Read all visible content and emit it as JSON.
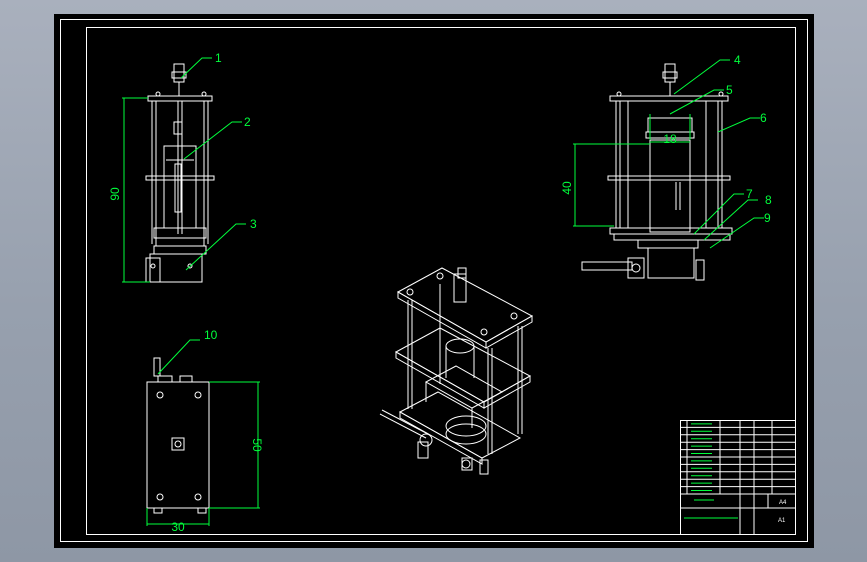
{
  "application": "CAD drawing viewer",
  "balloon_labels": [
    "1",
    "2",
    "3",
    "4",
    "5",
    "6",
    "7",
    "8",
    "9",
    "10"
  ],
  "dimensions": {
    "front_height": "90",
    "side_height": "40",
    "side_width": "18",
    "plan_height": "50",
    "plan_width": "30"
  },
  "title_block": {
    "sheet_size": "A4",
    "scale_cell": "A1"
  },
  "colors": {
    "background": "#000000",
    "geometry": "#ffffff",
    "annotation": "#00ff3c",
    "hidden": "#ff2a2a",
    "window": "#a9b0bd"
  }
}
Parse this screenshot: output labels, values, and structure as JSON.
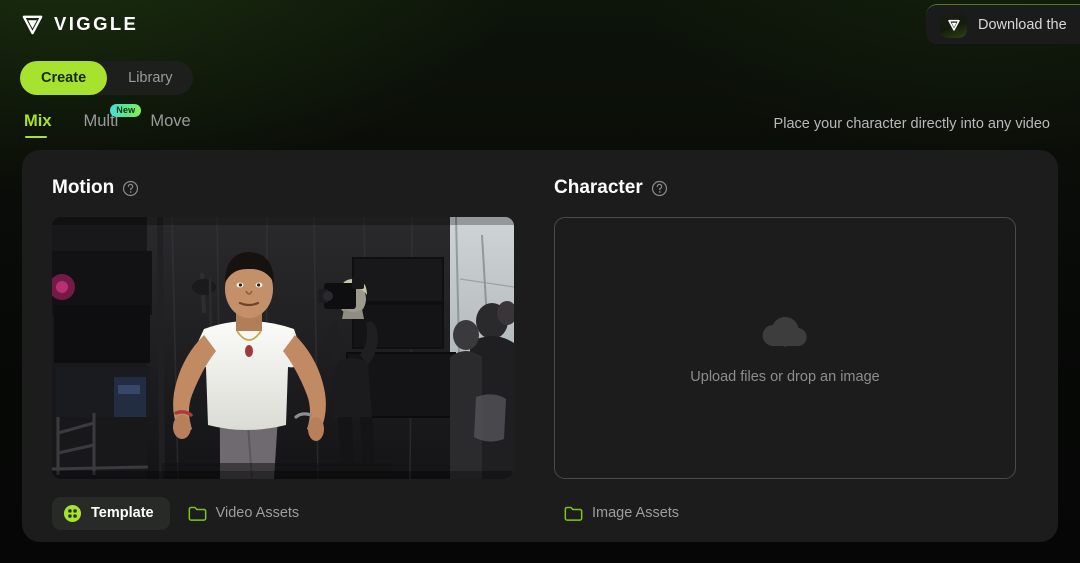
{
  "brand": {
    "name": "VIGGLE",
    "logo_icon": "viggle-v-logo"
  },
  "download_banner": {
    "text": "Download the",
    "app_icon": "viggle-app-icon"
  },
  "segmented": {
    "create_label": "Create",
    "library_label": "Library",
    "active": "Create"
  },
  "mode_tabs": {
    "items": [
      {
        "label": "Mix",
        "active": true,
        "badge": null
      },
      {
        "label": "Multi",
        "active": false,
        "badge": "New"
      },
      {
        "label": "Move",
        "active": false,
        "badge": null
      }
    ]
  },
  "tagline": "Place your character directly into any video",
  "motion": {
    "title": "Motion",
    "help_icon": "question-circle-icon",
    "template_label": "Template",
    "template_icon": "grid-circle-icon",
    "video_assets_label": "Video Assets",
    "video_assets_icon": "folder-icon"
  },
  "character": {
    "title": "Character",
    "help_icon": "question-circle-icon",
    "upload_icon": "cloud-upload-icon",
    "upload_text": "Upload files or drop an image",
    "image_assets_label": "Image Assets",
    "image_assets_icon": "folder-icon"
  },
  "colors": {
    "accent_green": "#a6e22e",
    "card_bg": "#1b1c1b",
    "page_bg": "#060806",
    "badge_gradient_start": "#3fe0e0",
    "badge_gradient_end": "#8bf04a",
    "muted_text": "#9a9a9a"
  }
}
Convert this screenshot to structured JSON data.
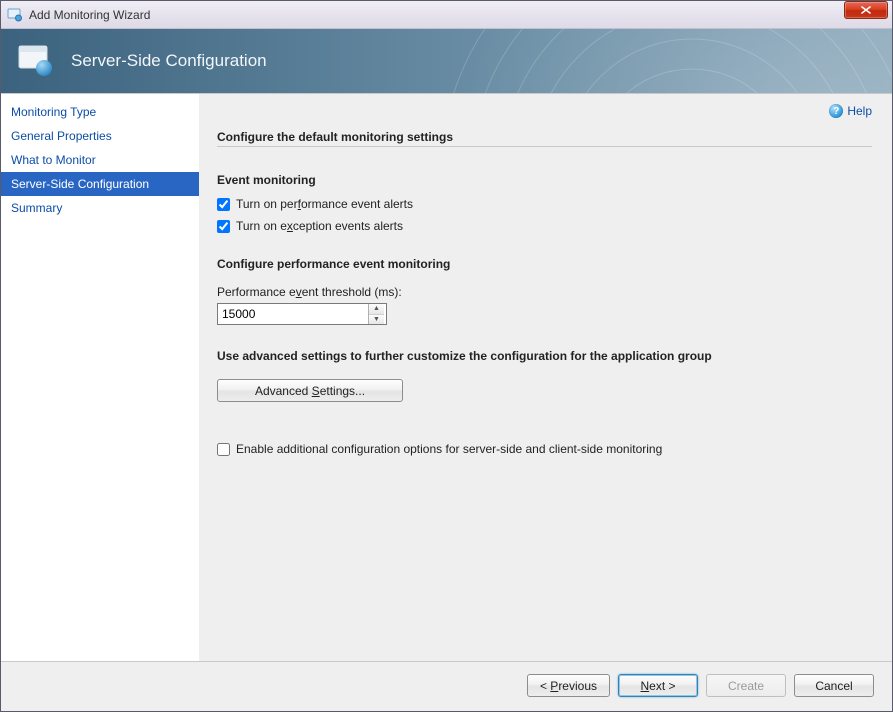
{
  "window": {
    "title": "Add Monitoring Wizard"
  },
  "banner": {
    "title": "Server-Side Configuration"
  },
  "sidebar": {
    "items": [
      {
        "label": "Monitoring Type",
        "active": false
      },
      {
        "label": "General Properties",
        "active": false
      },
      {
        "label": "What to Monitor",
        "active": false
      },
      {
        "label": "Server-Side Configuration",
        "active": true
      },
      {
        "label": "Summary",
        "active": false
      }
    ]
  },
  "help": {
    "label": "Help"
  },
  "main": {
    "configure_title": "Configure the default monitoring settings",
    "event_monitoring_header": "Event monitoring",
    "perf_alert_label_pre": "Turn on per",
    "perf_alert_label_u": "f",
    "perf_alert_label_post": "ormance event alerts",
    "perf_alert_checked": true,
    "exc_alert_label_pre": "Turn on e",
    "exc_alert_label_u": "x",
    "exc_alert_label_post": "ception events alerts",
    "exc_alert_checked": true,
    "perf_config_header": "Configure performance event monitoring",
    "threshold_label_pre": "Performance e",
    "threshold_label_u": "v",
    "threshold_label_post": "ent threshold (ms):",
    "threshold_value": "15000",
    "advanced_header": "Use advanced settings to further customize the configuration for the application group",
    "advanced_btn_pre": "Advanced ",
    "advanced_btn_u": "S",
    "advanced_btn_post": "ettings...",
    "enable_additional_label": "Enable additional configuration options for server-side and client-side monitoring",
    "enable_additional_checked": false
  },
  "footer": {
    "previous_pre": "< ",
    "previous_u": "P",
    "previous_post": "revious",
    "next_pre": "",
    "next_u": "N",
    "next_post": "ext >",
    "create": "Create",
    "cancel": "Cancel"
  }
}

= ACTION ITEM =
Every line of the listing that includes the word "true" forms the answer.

= WRITTEN ANSWER =
        "active": true,
        "active": true
    "perf_alert_checked": true,
    "exc_alert_checked": true,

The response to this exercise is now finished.